As a little Southern girl I was raised in church, often squirming on hard, unforgiving pews and distractedly swinging my feet clad in black patent-leather shoes and lacy white socks, my head slung back and staring up at the bright jewels of the stained glass windows. But it was always the music – the soaring piano lilt and lifting choir voices – that rooted me in place and captured my attention, and this is why I immediately tuned into David Nail’s “Mississippi,” the first track on his debut album, I’m About to Come Alive.
Nail’s is an album cut with an undercurrent of longing and prickling reminders of everyday pleasures, with the pull of muddy water and reminiscence that is distinctly Southern. “Mississippi” is a yearning for home and the safety of one’s place in the world, a staple of country music emphasized by the bluesy gospel riffs that take me back to those long hours in church surrounded by family and friends, eating on blankets on the ground after Revival in the warm haze of sunshine and security.
The album’s first Top 40 hit, “Red Light,” turns that sense of sun-soaked security on its head with the notion that not all bad things happen at night or even when you think they will – as my mother has always said: “You want to see God laugh? Make your plans.”
“Red Light” captures the irony of life, how the tides suddenly turn in the middle of your journey, and those traveling their own paths will swirl around and beyond you, but they’re still traveling. And it’s best that you pick up anchor and move along with them.
Alive includes a duet with country firecracker Miranda Lambert and songs co-written by Rascal Flatts’ lead singer Gary LeVox and Kenny Chesney, and the polished experience of the songwriters is evident in the songs they co-penned, “Summer Job Days” and “Turning Home,” respectively.
But its Nail’s duet with Lambert in “Strangers on a Train” that is the beating heart of longing on this album, rife with the little thrills of everyday pleasures which we often let pass by like a blurred landscape as we travel through life. Nail, who co-wrote five songs on Alive, is a gifted lyricist, with resonating lines like “the cold makes snow out of the rain.”
With Alive, Nail invites us on a journey through the pleasures and ache of life, beginning with “Mississippi” and ending with “Missouri,” which just happens to be Nail’s birthplace. He left a small town for the bright lights of Nashville, just a boy with a dream, and with his debut album it looks like his journey to Music City might just be the beginning of an extended stay.
“I feel like regardless of where you grew up, city, small town, east coast, west coast or whatever, there’s something in this music that you can relate to,” Nail says on his website, www.davidnail.com. “They might not all be exactly the same, but everyone has those moments; the first time you left home, falling in love, losing love. That’s what moves me, what I can dig into.”

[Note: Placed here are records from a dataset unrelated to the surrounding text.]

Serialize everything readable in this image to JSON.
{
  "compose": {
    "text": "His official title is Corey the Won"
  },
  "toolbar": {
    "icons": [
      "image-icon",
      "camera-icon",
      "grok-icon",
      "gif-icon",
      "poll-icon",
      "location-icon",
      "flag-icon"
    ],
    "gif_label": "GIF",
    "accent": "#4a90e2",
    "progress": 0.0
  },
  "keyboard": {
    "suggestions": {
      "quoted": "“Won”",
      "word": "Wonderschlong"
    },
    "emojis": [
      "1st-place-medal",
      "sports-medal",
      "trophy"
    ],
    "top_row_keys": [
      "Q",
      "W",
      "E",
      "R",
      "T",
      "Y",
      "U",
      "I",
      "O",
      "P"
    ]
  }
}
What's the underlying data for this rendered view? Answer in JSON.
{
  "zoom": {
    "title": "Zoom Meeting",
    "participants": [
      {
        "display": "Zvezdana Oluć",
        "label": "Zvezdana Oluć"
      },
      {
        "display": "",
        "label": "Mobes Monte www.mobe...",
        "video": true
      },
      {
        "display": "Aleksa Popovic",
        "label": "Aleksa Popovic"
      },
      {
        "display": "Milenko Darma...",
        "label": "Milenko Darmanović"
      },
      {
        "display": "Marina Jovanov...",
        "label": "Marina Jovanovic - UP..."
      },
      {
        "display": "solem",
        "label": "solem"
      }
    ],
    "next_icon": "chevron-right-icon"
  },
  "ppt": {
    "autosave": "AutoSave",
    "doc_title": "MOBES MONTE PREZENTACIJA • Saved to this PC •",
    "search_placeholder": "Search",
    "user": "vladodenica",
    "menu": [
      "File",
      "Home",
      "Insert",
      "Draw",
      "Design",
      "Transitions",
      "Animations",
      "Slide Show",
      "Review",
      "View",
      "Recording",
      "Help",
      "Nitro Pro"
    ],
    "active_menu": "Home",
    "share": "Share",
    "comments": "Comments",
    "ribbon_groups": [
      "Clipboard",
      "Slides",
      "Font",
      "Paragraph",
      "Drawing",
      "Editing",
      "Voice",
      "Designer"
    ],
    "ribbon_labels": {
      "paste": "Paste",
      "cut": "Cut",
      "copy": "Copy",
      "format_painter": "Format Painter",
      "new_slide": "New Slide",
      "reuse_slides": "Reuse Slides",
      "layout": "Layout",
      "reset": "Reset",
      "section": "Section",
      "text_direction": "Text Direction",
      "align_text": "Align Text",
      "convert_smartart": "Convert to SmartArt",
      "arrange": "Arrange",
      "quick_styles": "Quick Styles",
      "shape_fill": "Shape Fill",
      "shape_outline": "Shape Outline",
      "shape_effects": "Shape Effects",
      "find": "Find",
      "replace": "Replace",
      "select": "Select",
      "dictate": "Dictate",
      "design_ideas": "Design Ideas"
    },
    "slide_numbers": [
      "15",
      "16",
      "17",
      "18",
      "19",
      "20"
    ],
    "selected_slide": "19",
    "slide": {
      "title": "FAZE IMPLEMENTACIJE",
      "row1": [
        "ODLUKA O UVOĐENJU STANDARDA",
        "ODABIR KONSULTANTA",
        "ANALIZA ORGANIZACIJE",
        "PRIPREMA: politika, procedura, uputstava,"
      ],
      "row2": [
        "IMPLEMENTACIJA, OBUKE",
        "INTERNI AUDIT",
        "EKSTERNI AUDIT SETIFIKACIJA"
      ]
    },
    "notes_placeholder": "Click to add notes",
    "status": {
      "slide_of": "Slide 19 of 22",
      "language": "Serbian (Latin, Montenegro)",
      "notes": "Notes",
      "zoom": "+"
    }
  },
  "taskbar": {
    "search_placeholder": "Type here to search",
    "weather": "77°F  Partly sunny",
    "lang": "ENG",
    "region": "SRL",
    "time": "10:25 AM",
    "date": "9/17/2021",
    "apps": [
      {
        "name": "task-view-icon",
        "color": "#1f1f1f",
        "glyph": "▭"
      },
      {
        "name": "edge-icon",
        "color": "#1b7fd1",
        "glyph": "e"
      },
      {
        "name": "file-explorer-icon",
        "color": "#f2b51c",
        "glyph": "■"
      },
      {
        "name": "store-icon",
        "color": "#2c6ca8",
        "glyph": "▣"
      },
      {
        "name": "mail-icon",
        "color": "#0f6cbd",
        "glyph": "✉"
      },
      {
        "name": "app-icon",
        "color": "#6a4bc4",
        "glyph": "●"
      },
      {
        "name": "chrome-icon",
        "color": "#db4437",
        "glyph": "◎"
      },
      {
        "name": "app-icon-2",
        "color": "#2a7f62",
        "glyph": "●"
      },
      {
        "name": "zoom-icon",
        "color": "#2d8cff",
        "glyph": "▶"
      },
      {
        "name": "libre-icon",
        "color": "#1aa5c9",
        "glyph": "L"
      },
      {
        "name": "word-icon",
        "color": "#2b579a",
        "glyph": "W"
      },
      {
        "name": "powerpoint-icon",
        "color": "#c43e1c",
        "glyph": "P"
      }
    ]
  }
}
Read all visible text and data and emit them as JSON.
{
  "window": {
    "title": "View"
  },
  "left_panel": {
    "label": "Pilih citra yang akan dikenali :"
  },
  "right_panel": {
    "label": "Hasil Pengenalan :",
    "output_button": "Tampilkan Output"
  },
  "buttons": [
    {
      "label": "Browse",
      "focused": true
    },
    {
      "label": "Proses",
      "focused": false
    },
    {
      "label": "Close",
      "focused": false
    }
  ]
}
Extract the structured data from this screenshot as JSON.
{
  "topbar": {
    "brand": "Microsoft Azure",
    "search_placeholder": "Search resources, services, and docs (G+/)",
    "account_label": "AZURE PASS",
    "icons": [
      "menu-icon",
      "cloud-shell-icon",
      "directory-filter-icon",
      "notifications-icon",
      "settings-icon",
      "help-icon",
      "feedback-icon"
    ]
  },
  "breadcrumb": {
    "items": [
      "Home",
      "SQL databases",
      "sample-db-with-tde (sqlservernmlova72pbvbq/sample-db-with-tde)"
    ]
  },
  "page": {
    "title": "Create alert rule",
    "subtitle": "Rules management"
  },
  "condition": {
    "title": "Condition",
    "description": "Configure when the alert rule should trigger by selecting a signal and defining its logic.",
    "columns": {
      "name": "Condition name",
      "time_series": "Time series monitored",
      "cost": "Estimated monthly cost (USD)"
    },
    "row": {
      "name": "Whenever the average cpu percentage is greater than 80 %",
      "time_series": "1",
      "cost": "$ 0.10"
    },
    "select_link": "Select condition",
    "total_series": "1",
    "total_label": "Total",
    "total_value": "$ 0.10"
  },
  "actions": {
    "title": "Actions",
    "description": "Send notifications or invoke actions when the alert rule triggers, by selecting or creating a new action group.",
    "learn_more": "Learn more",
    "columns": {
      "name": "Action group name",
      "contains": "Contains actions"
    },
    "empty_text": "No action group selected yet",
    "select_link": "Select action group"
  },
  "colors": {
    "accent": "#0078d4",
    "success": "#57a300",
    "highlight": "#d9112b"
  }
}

Dig into Alive and see where it takes you. For me, still a little Southern girl at heart, it’s worth the trip.
Kick off the trip with: “Mississippi,” “Red Light,” and “Strangers on a Train.”